Traditionally, there are four possible ways to classify people who perform work. Volunteers can donate their time at nonprofits. Interns can work for no pay or for a small stipend to gain experience. But two classifications—independent contractors and employees—cover most work.
Except, some say, in the emerging sharing or “gig” economy.
Now two economists at the Brookings Institution think tank in Washington, D.C., have proposed a new category: independent worker.
It’s designed to cover people such as Uber drivers and TaskRabbit repair persons who take short-term contractor assignments, usually brokered through a smartphone app. The customer pays the app company, the worker pockets part of the fee and everyone parts company pleased with a simple transaction neatly executed.
But the gig economy doesn’t always work so smoothly. Many of those who toil in it gripe that independent contractor status may provide compensation and a flexible schedule, but it doesn’t provide everything real employment does. Several class-action lawsuits claim Uber drivers and others should be classified as employees rather than independent contractors.
Enter Brookings economists Seth Harris and Alan Kreuger. Their independent worker classification would grant the freedom and flexibility of contracting, plus the benefits and protections employees receive.
What kind? Harris and Krueger propose the right to unionize, along with civil rights protections. Employers would handle income tax withholding and contribute an employer’s share to.
The upside for employers? The Brookings economists argue that independent workers shouldn’t be due a minimum wage or overtime pay.

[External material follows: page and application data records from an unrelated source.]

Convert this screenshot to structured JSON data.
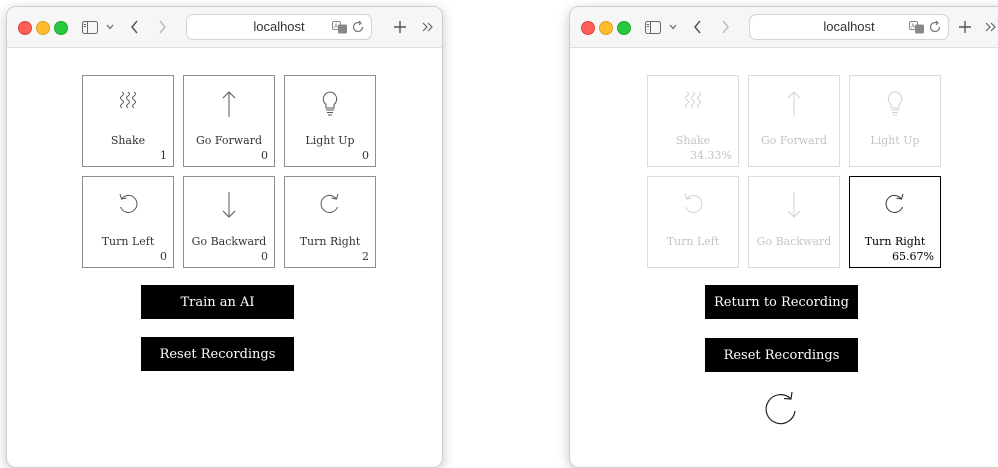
{
  "left_window": {
    "address": "localhost",
    "tiles": [
      {
        "label": "Shake",
        "count": "1",
        "icon": "shake-icon"
      },
      {
        "label": "Go Forward",
        "count": "0",
        "icon": "arrow-up-icon"
      },
      {
        "label": "Light Up",
        "count": "0",
        "icon": "lightbulb-icon"
      },
      {
        "label": "Turn Left",
        "count": "0",
        "icon": "rotate-left-icon"
      },
      {
        "label": "Go Backward",
        "count": "0",
        "icon": "arrow-down-icon"
      },
      {
        "label": "Turn Right",
        "count": "2",
        "icon": "rotate-right-icon"
      }
    ],
    "train_button": "Train an AI",
    "reset_button": "Reset Recordings"
  },
  "right_window": {
    "address": "localhost",
    "tiles": [
      {
        "label": "Shake",
        "count": "34.33%",
        "icon": "shake-icon",
        "state": "faded"
      },
      {
        "label": "Go Forward",
        "count": "",
        "icon": "arrow-up-icon",
        "state": "faded"
      },
      {
        "label": "Light Up",
        "count": "",
        "icon": "lightbulb-icon",
        "state": "faded"
      },
      {
        "label": "Turn Left",
        "count": "",
        "icon": "rotate-left-icon",
        "state": "faded"
      },
      {
        "label": "Go Backward",
        "count": "",
        "icon": "arrow-down-icon",
        "state": "faded"
      },
      {
        "label": "Turn Right",
        "count": "65.67%",
        "icon": "rotate-right-icon",
        "state": "active"
      }
    ],
    "return_button": "Return to Recording",
    "reset_button": "Reset Recordings",
    "loading_icon": "loading-spinner-icon"
  },
  "colors": {
    "button_bg": "#000000",
    "button_text": "#ffffff",
    "tile_border": "#8e8e8e",
    "tile_faded": "#dcdcdc",
    "tile_active": "#000000",
    "close": "#ff5f57",
    "minimize": "#febc2e",
    "zoom": "#28c840"
  }
}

Never going to happen, right? Probably not. Don’t look for an amendment to the Fair Labor Standards Act incorporating an independent worker classification. But it could gain traction in the executive branch. After all, Kreuger is the former chair of the White House Council of Economic Advisers.